The PBOC stated that its central bank digital currency will complement, rather than replace, existing digital payments networks run by Ant Group and Tencent. As we have mentioned before, the PBOC will likely need to work with these firms to spur user adoption of the currency. The PBOC also said that the central bank digital currency will serve as a backup for private payments networks, ensuring stability and reliability in the financial system. The central bank is keen to roll out the currency as, from their perspective, it will allow for more efficient monetary policy given better data and control.
It was a relatively quiet news day though some political rhetoric concerns continue.
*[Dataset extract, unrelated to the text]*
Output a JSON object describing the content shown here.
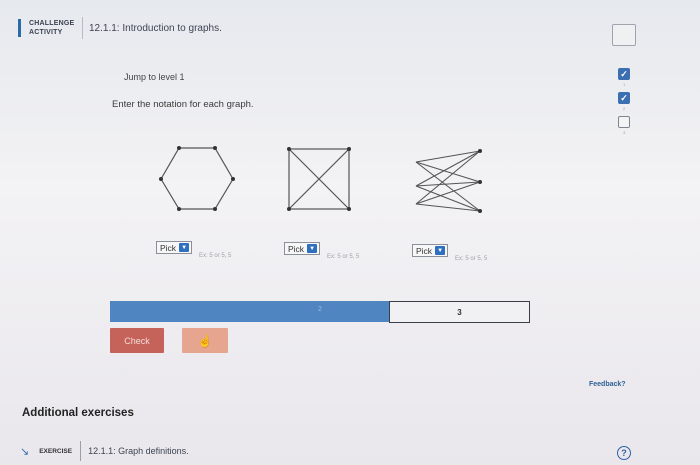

President Biden’s comments on China in yesterday’s press conference did not help assuage concerns over the future of the relationship, but he did stress that his administration is not looking for confrontation. Climate change is a potential area of cooperation between the two superpowers, and I believe common ground will be found leading up to the G20 climate summit, which the US and China are co-chairing, though the summit is not until October.
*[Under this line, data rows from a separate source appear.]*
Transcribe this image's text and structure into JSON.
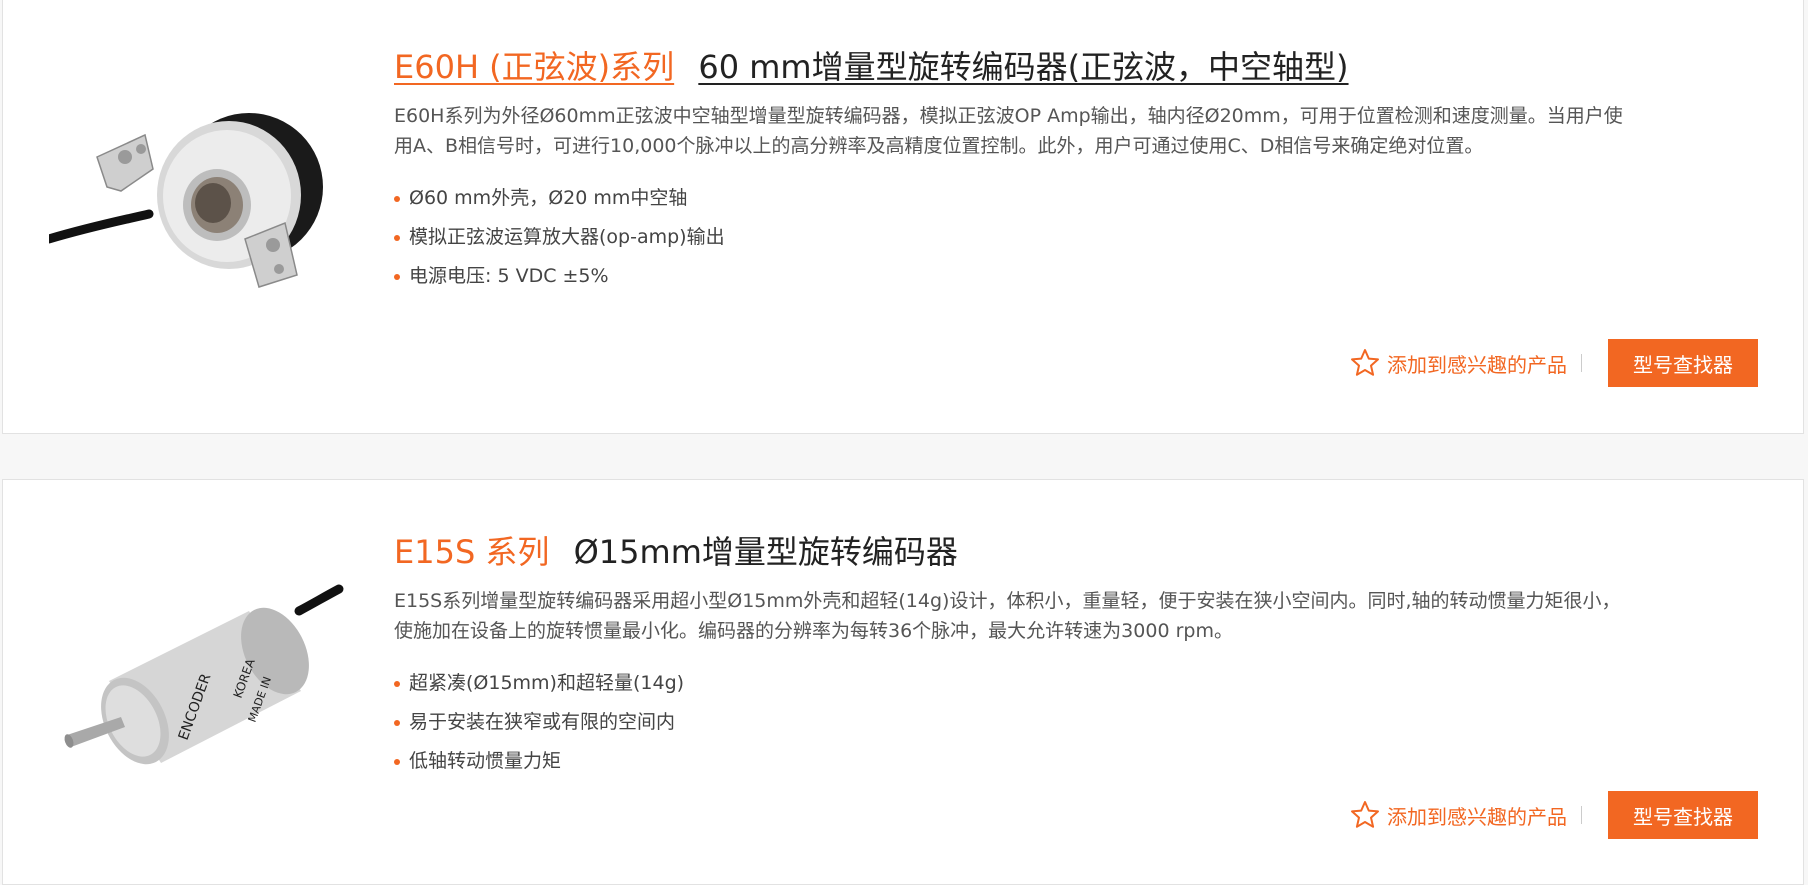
{
  "products": [
    {
      "series": "E60H (正弦波)系列",
      "subtitle": "60 mm增量型旋转编码器(正弦波，中空轴型)",
      "description": "E60H系列为外径Ø60mm正弦波中空轴型增量型旋转编码器，模拟正弦波OP Amp输出，轴内径Ø20mm，可用于位置检测和速度测量。当用户使用A、B相信号时，可进行10,000个脉冲以上的高分辨率及高精度位置控制。此外，用户可通过使用C、D相信号来确定绝对位置。",
      "bullets": [
        "Ø60 mm外壳，Ø20 mm中空轴",
        "模拟正弦波运算放大器(op-amp)输出",
        "电源电压: 5 VDC ±5%"
      ],
      "favorite_label": "添加到感兴趣的产品",
      "finder_label": "型号查找器"
    },
    {
      "series": "E15S 系列",
      "subtitle": "Ø15mm增量型旋转编码器",
      "description": "E15S系列增量型旋转编码器采用超小型Ø15mm外壳和超轻(14g)设计，体积小，重量轻，便于安装在狭小空间内。同时,轴的转动惯量力矩很小，使施加在设备上的旋转惯量最小化。编码器的分辨率为每转36个脉冲，最大允许转速为3000 rpm。",
      "bullets": [
        "超紧凑(Ø15mm)和超轻量(14g)",
        "易于安装在狭窄或有限的空间内",
        "低轴转动惯量力矩"
      ],
      "favorite_label": "添加到感兴趣的产品",
      "finder_label": "型号查找器",
      "label_text": [
        "ENCODER",
        "KOREA",
        "MADE IN"
      ]
    }
  ],
  "colors": {
    "accent": "#f26722",
    "text": "#333333",
    "muted": "#555555"
  },
  "icons": {
    "favorite": "star-outline-icon"
  }
}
China’s largest banks are reporting earnings for the fourth quarter of 2021. The dividends these banks are offering are at a premium to those offered by global banks. This is also a function of higher treasury yields in China.
The Hang Seng gained +1.57% though the 200 Chinese companies listed in Hong Kong and within the MSCI China All Shares Index gained +2.47%. While we had 3 to 1 advancers to decliners, turnover was light in Hong Kong. I’d like to see more conviction in the buying. Hong Kong volume leaders by value were Tencent, which gained+2.31%, Xiaomi, which gained +6.28% after announcing they are getting into EVs, Baidu, which fell -5.56%, Meituan, which fell -5.08%, Alibaba HK, which fell -2.26%, HK Exchanges, which gained +3.02%, China Mobile, which fell -0.49%, Wuxi Biologics, which gained +6.64%, Anta Sports, which gained +5.61% at Nike’s expense, and Great Wall Motors, which gained +10.38% as they were rumored to be Xiaomi’s partner, though they denied this after the market’s close. Southbound Connect volumes were light though Mainland investors bought $776 million worth of Hong Kong stocks as Southbound Connect trading accounted for 11.9% of Hong Kong turnover. Tencent saw MASSIVE buying while Meituan also had buyers and Xiaomi.
Shanghai, Shenzhen, and the STAR Board gained +1.63%, +2.23%, and +3.03%, respectively, as bargain hunters lifted the market. Volume was up 11% from yesterday though still below the 1-year average. Shanghai and Shenzhen are sitting on support levels. Discretionary, staples, healthcare, industrials, tech, and materials all had strong days. Northbound Stock Connect had a strong day with $983 million in inflows as Northbound connect accounted for 8.3% of Mainland turnover. CNY was off on dollar strength and copper gained a touch.
Last Night’s Exchange Rates, Prices, & Yields
- CNY/USD 6.54 versus 6.55 yesterday
- CNY/EUR 7.71 versus 7.72 yesterday
- Yield on 1-Day Government Bond 1.25% versus 1.25% yesterday
- Yield on 10-Year Government Bond 3.20% versus 3.19% yesterday
- Yield on 10-Year China Development Bank Bond 3.59% versus 3.57% yesterday